Buying within the UN system is carried out by procurement teams, who are responsible for all actions necessary for the acquisition, by purchase or lease, of property, including products and real property, and of services, including works.

The procurement rules and procedures of the various organizations reflect institutional differences as well as differences in size, activities and years of existence. However, common principles are applicable throughout the system of organizations. The one most significant common denominator for the UN system is that it operates with “public funds,” requiring that equal opportunity to participate be given to potential suppliers from all member countries.

U.S. Government Assistance
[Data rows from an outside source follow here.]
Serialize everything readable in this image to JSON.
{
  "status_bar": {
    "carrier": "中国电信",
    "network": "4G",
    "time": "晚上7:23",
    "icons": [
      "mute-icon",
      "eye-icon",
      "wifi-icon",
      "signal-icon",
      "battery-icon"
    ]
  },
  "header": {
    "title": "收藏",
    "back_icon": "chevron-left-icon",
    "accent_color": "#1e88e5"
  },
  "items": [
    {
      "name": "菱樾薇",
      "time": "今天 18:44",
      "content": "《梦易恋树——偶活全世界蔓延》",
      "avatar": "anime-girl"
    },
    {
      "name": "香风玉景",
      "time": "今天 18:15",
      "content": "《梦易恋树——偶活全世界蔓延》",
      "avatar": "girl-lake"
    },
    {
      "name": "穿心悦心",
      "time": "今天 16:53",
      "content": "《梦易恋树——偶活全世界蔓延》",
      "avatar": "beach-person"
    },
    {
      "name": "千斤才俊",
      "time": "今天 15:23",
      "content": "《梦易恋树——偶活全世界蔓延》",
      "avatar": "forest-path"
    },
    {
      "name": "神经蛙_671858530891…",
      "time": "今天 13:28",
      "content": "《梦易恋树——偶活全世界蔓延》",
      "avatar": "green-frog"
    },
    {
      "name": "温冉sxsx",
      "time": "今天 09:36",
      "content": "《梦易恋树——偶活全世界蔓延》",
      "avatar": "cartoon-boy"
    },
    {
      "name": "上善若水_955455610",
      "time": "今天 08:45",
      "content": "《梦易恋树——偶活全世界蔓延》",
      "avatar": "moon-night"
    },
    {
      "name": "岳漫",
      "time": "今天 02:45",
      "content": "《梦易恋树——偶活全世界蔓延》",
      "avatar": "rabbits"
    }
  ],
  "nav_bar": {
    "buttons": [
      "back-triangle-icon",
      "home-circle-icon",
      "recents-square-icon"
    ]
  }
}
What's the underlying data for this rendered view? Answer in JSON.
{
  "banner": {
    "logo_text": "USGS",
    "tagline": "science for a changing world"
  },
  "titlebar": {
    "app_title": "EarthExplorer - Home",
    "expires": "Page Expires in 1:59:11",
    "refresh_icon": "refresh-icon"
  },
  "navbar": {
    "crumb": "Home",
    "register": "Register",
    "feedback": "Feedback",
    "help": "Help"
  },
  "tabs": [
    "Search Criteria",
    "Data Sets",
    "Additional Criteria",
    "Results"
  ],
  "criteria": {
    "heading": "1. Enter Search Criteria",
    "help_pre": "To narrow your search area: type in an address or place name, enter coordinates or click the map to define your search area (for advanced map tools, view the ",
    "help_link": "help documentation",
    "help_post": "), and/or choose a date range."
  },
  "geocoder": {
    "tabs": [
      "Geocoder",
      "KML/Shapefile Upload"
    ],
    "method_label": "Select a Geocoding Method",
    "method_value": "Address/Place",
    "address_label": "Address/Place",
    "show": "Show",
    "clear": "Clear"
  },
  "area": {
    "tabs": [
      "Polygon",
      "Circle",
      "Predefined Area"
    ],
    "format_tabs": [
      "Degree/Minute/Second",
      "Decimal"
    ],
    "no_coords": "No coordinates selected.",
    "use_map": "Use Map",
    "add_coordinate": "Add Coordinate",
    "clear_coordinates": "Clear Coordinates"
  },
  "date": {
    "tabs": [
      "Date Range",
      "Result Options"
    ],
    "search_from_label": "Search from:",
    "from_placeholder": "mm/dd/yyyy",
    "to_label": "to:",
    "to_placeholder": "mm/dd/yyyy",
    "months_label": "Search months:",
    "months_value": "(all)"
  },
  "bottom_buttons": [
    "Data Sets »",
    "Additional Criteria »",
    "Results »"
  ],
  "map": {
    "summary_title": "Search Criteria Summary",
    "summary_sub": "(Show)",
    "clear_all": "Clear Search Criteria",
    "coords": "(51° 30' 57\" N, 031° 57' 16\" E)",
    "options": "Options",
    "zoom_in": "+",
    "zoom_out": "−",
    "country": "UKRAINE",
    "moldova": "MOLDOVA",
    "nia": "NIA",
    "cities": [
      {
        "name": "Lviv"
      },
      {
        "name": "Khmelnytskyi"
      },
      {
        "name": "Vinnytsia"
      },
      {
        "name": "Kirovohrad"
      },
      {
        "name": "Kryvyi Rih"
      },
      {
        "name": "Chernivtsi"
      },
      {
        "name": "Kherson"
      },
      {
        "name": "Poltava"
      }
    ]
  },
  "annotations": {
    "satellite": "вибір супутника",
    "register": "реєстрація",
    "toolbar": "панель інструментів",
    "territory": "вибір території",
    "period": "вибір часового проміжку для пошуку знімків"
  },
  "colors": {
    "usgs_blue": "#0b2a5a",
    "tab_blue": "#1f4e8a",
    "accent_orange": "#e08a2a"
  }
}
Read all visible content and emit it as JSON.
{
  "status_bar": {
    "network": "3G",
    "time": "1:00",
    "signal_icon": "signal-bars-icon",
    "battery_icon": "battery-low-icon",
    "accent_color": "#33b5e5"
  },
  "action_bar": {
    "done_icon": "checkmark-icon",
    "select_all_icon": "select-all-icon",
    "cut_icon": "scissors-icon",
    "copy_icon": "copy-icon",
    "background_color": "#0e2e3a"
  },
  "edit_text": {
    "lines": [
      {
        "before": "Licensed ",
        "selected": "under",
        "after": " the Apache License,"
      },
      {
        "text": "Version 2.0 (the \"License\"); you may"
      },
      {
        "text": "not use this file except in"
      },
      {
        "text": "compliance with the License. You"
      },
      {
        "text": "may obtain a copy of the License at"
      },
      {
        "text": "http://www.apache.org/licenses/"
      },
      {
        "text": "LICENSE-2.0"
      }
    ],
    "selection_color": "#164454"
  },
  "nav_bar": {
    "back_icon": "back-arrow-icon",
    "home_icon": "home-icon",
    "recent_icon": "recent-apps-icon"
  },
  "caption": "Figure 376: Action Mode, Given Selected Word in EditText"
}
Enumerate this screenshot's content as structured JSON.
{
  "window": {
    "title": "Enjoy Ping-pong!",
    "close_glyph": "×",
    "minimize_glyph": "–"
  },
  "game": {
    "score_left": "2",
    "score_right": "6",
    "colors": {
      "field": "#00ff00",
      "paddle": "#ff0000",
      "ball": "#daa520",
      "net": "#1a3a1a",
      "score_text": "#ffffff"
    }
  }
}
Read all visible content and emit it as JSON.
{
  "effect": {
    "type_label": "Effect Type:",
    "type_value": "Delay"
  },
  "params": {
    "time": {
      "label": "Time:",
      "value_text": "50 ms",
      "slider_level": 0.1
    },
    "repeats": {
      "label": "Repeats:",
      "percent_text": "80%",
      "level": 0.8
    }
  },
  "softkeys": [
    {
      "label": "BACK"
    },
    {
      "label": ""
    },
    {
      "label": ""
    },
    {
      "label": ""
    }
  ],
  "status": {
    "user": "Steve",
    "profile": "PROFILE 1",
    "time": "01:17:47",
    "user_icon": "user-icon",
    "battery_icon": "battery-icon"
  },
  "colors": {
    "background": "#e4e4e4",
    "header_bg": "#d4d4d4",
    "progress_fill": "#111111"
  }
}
The U.S. Commercial Service New York (U.S. Department of Commerce) and the U.S. Mission to the United Nations (U.S. Department of State) manage a joint program to assist U.S. companies with UN procurement. Together, the U.S. Commercial Service and the U.S. Mission to the UN provide American businesses with 1) greater access and exposure to the United Nations procurement market, 2) individual vendor counseling and access to UN Procurement Officials, 3) U.S. Government advocacy for the use of U.S. technology and products in UN operations, and 4) support for a fair and transparent UN bidding process.

Additionally, the U.S. Commercial Service New York organizes UN procurement seminars and webinars during which attendees receive an introduction to UN procurement and have the opportunity to engage with UN procurement officials.

Market challenges associated with UN procurement, including international competition, conservative vendor selection, lengthy business development cycles, and sustainable development goals, should be reviewed when considering a UN procurement project.

Please visit: https://www.trade.gov/united-nations or contact the U.S. Commercial Service New York City office for additional information.

U.S. companies bidding on Government tenders may also qualify for U.S. Government advocacy. A unit of the U.S. Commerce Department’s International Trade Administration, the Advocacy Center coordinates U.S. Government interagency advocacy efforts on behalf of U.S. exporters bidding on public sector contracts with international governments and government agencies. The Advocacy Center works closely with our network of the U.S. Commercial Service worldwide and inter-agency partners to ensure that exporters of U.S. products and services have the best possible chance of winning government contracts. Advocacy assistance can take many forms but often involves the U.S. Embassy or other U.S. Government agencies expressing support for the U.S. bidders directly to the foreign government. Consult Advocacy for Foreign Government Contracts for additional information.